** Material to process follows **

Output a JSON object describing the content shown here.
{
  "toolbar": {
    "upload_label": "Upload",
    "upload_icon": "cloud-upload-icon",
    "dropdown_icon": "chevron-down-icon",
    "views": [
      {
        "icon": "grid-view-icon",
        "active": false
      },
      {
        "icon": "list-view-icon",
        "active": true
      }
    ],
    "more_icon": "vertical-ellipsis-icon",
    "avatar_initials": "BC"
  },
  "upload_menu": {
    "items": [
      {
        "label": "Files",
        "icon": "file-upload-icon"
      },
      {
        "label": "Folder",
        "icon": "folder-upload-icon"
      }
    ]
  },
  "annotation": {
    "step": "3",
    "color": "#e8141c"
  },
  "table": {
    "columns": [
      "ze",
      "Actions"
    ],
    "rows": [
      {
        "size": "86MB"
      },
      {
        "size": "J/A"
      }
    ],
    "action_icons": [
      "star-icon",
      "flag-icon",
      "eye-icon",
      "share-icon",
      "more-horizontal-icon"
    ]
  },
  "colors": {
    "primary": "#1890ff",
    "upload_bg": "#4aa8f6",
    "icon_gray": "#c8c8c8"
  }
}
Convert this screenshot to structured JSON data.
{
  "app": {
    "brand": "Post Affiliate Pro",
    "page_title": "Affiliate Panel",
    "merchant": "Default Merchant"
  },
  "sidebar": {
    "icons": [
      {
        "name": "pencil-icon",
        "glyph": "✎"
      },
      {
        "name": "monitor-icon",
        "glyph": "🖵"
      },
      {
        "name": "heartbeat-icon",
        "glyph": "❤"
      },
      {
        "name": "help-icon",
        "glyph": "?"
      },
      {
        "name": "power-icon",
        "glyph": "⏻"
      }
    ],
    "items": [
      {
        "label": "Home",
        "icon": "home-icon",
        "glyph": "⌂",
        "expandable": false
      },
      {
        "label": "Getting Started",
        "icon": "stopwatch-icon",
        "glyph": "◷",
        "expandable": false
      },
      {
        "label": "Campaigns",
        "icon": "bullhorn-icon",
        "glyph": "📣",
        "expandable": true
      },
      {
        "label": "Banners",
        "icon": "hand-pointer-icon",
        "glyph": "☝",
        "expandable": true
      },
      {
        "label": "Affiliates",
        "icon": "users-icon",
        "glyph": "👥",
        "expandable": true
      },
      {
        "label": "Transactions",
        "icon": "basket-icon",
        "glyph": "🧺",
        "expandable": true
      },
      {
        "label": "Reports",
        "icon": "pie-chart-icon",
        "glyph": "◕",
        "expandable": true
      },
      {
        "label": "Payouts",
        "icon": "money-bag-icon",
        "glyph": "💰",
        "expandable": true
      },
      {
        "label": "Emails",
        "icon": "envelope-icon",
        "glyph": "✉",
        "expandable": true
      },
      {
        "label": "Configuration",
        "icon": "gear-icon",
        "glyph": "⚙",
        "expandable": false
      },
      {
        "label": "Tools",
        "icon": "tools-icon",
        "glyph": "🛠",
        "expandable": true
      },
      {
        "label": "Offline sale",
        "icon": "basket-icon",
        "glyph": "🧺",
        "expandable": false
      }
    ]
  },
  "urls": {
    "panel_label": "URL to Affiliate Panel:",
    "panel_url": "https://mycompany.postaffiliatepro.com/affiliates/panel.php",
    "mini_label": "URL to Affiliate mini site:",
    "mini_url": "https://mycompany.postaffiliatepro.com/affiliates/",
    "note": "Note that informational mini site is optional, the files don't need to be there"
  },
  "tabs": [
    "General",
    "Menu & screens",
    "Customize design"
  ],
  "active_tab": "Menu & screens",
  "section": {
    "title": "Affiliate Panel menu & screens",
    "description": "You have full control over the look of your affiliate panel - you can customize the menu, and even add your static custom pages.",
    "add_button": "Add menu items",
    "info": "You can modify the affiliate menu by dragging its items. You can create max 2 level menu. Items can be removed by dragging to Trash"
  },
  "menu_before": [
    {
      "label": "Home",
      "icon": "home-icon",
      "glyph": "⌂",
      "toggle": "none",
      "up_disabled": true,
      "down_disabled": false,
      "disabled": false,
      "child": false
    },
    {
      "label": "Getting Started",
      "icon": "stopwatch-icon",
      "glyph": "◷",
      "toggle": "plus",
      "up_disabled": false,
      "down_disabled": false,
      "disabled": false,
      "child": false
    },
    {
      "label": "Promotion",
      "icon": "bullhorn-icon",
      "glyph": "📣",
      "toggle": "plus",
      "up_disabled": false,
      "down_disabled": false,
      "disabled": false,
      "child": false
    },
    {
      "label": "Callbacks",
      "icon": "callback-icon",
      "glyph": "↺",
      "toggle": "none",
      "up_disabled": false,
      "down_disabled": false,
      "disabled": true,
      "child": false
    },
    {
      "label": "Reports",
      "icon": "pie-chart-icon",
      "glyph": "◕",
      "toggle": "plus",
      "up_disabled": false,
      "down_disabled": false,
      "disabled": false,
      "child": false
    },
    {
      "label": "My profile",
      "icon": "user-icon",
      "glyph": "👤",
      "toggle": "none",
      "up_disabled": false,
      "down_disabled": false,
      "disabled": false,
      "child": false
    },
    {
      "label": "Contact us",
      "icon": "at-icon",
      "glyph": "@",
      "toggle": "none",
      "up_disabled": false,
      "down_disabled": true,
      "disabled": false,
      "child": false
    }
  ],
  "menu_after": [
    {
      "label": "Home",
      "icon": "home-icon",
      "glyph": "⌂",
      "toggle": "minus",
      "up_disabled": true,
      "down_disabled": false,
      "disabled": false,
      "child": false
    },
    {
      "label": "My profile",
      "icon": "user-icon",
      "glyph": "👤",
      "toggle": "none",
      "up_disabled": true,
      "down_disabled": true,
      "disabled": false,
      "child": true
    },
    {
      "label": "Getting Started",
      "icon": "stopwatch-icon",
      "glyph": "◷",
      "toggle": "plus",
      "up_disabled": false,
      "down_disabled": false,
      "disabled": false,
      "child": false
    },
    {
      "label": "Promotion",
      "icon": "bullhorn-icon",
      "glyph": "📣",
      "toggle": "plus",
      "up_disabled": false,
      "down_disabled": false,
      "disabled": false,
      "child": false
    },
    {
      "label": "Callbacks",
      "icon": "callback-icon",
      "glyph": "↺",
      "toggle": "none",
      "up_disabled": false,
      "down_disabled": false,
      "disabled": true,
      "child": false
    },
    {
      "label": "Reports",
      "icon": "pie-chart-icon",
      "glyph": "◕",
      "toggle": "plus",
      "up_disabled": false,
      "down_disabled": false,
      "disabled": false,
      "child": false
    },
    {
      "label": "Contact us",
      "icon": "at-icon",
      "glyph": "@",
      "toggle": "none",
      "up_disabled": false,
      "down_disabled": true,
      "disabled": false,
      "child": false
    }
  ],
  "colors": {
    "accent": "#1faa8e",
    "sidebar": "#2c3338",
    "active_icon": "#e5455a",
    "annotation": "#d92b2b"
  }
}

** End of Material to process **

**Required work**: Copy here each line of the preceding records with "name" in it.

**Output for this exercise**:
        "name": "pencil-icon",
        "name": "monitor-icon",
        "name": "heartbeat-icon",
        "name": "help-icon",
        "name": "power-icon",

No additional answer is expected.